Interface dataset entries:

= Beginning of Section =

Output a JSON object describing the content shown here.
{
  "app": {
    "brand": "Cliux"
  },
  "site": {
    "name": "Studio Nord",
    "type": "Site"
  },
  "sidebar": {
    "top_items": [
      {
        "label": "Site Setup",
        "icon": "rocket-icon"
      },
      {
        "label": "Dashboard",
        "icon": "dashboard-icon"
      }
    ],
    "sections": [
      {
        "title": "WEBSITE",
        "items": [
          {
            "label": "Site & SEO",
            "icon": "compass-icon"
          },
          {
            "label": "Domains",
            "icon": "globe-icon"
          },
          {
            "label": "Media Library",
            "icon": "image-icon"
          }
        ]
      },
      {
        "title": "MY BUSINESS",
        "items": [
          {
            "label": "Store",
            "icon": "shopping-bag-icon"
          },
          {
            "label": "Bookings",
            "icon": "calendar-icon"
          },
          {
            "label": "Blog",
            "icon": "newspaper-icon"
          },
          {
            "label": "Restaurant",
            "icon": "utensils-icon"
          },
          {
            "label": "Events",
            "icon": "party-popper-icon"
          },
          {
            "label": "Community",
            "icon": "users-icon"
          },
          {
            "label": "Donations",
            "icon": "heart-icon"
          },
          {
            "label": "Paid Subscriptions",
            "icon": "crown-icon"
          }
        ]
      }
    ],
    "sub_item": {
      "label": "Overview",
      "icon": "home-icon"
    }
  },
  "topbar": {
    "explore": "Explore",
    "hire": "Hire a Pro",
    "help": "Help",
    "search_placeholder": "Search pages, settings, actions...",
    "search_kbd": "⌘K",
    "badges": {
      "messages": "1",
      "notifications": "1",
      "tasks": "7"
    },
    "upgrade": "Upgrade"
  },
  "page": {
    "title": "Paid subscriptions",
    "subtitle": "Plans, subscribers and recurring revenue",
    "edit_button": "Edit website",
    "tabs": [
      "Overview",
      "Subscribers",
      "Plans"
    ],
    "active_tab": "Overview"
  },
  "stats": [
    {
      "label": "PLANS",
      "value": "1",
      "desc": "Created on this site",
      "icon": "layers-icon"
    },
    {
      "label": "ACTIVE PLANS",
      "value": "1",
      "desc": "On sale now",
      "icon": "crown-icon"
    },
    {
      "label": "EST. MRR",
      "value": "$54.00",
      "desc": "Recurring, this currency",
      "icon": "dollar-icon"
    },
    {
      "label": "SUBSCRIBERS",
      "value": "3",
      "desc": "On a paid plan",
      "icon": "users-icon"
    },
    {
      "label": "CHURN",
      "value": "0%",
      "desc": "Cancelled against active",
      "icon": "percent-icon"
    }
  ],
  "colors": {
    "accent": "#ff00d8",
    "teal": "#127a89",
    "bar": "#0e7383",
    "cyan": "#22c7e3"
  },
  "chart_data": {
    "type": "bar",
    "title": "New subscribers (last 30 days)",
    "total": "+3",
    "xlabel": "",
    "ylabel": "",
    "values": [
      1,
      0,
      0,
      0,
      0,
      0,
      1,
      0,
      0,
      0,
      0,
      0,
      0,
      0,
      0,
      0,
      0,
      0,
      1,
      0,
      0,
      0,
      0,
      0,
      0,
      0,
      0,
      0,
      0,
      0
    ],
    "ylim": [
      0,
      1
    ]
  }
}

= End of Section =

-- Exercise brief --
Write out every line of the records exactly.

-- Expected output --
Output a JSON object describing the content shown here.
{
  "app": {
    "brand": "Cliux"
  },
  "site": {
    "name": "Studio Nord",
    "type": "Site"
  },
  "sidebar": {
    "top_items": [
      {
        "label": "Site Setup",
        "icon": "rocket-icon"
      },
      {
        "label": "Dashboard",
        "icon": "dashboard-icon"
      }
    ],
    "sections": [
      {
        "title": "WEBSITE",
        "items": [
          {
            "label": "Site & SEO",
            "icon": "compass-icon"
          },
          {
            "label": "Domains",
            "icon": "globe-icon"
          },
          {
            "label": "Media Library",
            "icon": "image-icon"
          }
        ]
      },
      {
        "title": "MY BUSINESS",
        "items": [
          {
            "label": "Store",
            "icon": "shopping-bag-icon"
          },
          {
            "label": "Bookings",
            "icon": "calendar-icon"
          },
          {
            "label": "Blog",
            "icon": "newspaper-icon"
          },
          {
            "label": "Restaurant",
            "icon": "utensils-icon"
          },
          {
            "label": "Events",
            "icon": "party-popper-icon"
          },
          {
            "label": "Community",
            "icon": "users-icon"
          },
          {
            "label": "Donations",
            "icon": "heart-icon"
          },
          {
            "label": "Paid Subscriptions",
            "icon": "crown-icon"
          }
        ]
      }
    ],
    "sub_item": {
      "label": "Overview",
      "icon": "home-icon"
    }
  },
  "topbar": {
    "explore": "Explore",
    "hire": "Hire a Pro",
    "help": "Help",
    "search_placeholder": "Search pages, settings, actions...",
    "search_kbd": "⌘K",
    "badges": {
      "messages": "1",
      "notifications": "1",
      "tasks": "7"
    },
    "upgrade": "Upgrade"
  },
  "page": {
    "title": "Paid subscriptions",
    "subtitle": "Plans, subscribers and recurring revenue",
    "edit_button": "Edit website",
    "tabs": [
      "Overview",
      "Subscribers",
      "Plans"
    ],
    "active_tab": "Overview"
  },
  "stats": [
    {
      "label": "PLANS",
      "value": "1",
      "desc": "Created on this site",
      "icon": "layers-icon"
    },
    {
      "label": "ACTIVE PLANS",
      "value": "1",
      "desc": "On sale now",
      "icon": "crown-icon"
    },
    {
      "label": "EST. MRR",
      "value": "$54.00",
      "desc": "Recurring, this currency",
      "icon": "dollar-icon"
    },
    {
      "label": "SUBSCRIBERS",
      "value": "3",
      "desc": "On a paid plan",
      "icon": "users-icon"
    },
    {
      "label": "CHURN",
      "value": "0%",
      "desc": "Cancelled against active",
      "icon": "percent-icon"
    }
  ],
  "colors": {
    "accent": "#ff00d8",
    "teal": "#127a89",
    "bar": "#0e7383",
    "cyan": "#22c7e3"
  },
  "chart_data": {
    "type": "bar",
    "title": "New subscribers (last 30 days)",
    "total": "+3",
    "xlabel": "",
    "ylabel": "",
    "values": [
      1,
      0,
      0,
      0,
      0,
      0,
      1,
      0,
      0,
      0,
      0,
      0,
      0,
      0,
      0,
      0,
      0,
      0,
      1,
      0,
      0,
      0,
      0,
      0,
      0,
      0,
      0,
      0,
      0,
      0
    ],
    "ylim": [
      0,
      1
    ]
  }
}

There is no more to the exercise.